> **Task to complete**
Here are some records; quote them exactly, leaving out the pictures.

> **Material for this task**

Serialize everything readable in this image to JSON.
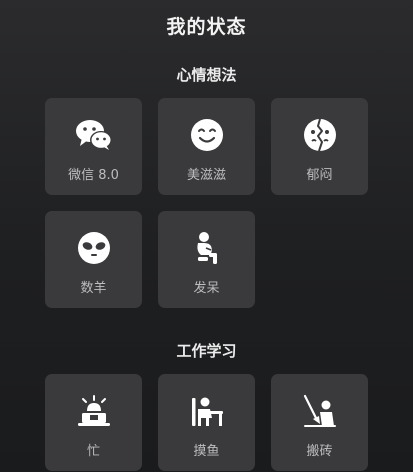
{
  "page": {
    "title": "我的状态"
  },
  "sections": [
    {
      "title": "心情想法",
      "items": [
        {
          "label": "微信 8.0",
          "icon": "wechat-icon"
        },
        {
          "label": "美滋滋",
          "icon": "smile-face-icon"
        },
        {
          "label": "郁闷",
          "icon": "split-face-icon"
        },
        {
          "label": "数羊",
          "icon": "sheep-face-icon"
        },
        {
          "label": "发呆",
          "icon": "sitting-figure-icon"
        }
      ]
    },
    {
      "title": "工作学习",
      "items": [
        {
          "label": "忙",
          "icon": "alarm-laptop-icon"
        },
        {
          "label": "摸鱼",
          "icon": "desk-person-icon"
        },
        {
          "label": "搬砖",
          "icon": "shovel-person-icon"
        }
      ]
    }
  ],
  "colors": {
    "background": "#232325",
    "tile": "#3a3a3d",
    "label": "#bdbdbf",
    "icon": "#ffffff"
  }
}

> **Solved exercise**
Serialize everything readable in this image to JSON.
{
  "page": {
    "title": "我的状态"
  },
  "sections": [
    {
      "title": "心情想法",
      "items": [
        {
          "label": "微信 8.0",
          "icon": "wechat-icon"
        },
        {
          "label": "美滋滋",
          "icon": "smile-face-icon"
        },
        {
          "label": "郁闷",
          "icon": "split-face-icon"
        },
        {
          "label": "数羊",
          "icon": "sheep-face-icon"
        },
        {
          "label": "发呆",
          "icon": "sitting-figure-icon"
        }
      ]
    },
    {
      "title": "工作学习",
      "items": [
        {
          "label": "忙",
          "icon": "alarm-laptop-icon"
        },
        {
          "label": "摸鱼",
          "icon": "desk-person-icon"
        },
        {
          "label": "搬砖",
          "icon": "shovel-person-icon"
        }
      ]
    }
  ],
  "colors": {
    "background": "#232325",
    "tile": "#3a3a3d",
    "label": "#bdbdbf",
    "icon": "#ffffff"
  }
}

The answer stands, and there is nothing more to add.